Each line containing the string "explorer" should be copied out of the entries.

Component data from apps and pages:
--- START ---
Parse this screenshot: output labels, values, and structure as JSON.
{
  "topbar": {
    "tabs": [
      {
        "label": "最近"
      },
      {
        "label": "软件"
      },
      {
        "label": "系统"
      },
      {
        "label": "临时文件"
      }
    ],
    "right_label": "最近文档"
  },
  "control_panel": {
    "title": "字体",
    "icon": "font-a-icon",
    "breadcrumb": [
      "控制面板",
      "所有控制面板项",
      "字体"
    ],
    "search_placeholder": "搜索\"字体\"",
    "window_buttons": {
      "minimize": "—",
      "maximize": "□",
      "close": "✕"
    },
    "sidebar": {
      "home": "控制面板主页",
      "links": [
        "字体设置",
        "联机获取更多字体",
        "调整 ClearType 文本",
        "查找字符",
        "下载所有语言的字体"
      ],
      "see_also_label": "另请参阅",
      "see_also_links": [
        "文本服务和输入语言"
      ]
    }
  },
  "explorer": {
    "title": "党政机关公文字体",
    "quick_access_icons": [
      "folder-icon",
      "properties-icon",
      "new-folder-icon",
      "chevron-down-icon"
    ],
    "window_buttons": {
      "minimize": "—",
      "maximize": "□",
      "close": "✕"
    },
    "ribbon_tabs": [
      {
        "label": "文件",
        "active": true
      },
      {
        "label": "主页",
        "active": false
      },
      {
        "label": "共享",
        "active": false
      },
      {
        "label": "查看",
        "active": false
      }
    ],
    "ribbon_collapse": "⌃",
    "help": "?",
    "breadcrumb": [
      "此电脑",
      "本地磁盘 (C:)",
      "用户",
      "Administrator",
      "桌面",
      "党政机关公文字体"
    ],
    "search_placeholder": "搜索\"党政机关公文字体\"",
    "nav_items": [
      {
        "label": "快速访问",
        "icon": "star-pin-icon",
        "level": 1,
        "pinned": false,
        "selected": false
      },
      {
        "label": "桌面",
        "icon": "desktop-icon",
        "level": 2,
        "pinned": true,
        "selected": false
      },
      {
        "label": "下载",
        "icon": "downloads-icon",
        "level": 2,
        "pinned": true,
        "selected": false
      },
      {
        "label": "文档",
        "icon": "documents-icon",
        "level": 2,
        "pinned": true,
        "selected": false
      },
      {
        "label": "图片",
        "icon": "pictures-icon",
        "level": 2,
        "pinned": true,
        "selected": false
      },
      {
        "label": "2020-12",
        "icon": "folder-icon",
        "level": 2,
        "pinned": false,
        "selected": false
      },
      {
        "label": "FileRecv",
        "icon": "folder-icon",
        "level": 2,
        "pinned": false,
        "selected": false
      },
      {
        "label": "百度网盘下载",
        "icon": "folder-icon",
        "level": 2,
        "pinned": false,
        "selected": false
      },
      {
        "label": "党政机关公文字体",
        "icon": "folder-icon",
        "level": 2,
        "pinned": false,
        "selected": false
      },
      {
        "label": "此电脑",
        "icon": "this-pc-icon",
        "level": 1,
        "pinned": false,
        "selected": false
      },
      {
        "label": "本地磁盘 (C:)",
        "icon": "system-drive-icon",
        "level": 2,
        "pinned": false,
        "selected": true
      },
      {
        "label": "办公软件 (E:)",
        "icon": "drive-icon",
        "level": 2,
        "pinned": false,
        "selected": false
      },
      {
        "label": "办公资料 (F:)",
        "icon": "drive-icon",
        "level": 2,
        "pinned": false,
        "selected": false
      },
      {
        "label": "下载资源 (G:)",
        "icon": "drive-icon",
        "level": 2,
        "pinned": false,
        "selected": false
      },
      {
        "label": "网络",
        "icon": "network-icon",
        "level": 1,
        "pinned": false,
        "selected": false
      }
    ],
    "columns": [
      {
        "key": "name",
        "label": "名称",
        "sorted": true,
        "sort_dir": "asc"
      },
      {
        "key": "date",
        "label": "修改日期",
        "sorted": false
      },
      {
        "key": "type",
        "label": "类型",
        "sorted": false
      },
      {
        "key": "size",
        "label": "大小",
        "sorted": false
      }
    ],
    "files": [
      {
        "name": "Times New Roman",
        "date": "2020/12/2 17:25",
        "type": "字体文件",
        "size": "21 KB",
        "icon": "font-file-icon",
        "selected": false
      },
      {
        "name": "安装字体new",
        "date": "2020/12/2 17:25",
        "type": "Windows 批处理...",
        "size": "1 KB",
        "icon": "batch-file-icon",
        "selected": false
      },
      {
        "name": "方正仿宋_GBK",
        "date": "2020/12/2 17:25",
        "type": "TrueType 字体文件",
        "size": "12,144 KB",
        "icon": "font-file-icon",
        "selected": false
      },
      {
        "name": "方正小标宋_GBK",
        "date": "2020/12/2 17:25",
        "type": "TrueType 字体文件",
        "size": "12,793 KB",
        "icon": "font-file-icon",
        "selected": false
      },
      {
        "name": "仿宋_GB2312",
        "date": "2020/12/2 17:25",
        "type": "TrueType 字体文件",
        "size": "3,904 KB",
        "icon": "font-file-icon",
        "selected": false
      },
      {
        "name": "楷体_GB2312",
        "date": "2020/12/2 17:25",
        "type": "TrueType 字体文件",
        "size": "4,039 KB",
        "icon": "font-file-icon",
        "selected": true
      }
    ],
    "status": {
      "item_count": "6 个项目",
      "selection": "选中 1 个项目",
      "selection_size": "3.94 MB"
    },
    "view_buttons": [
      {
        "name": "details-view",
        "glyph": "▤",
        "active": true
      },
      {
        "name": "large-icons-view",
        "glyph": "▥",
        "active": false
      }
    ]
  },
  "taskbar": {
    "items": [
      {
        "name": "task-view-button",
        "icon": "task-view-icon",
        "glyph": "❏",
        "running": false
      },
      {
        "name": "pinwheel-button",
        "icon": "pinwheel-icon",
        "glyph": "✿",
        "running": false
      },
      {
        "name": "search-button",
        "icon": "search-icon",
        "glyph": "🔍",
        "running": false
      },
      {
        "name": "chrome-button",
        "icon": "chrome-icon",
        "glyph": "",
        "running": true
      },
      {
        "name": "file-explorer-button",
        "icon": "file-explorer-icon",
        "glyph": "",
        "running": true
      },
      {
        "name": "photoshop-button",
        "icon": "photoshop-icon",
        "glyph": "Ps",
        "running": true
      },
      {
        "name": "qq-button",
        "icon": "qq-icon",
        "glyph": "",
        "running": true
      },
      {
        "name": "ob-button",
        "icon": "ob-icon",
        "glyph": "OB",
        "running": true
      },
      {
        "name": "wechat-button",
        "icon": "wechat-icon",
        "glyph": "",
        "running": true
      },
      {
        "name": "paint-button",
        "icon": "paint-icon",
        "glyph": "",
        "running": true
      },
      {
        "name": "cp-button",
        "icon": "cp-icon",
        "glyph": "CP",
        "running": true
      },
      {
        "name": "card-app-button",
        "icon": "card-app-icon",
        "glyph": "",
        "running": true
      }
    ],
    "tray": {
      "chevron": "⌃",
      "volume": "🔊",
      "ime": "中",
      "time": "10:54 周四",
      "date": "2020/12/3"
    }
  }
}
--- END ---
#### SOLUTION TO THIS PROBLEM:
  "explorer": {
        "name": "file-explorer-button",
        "icon": "file-explorer-icon",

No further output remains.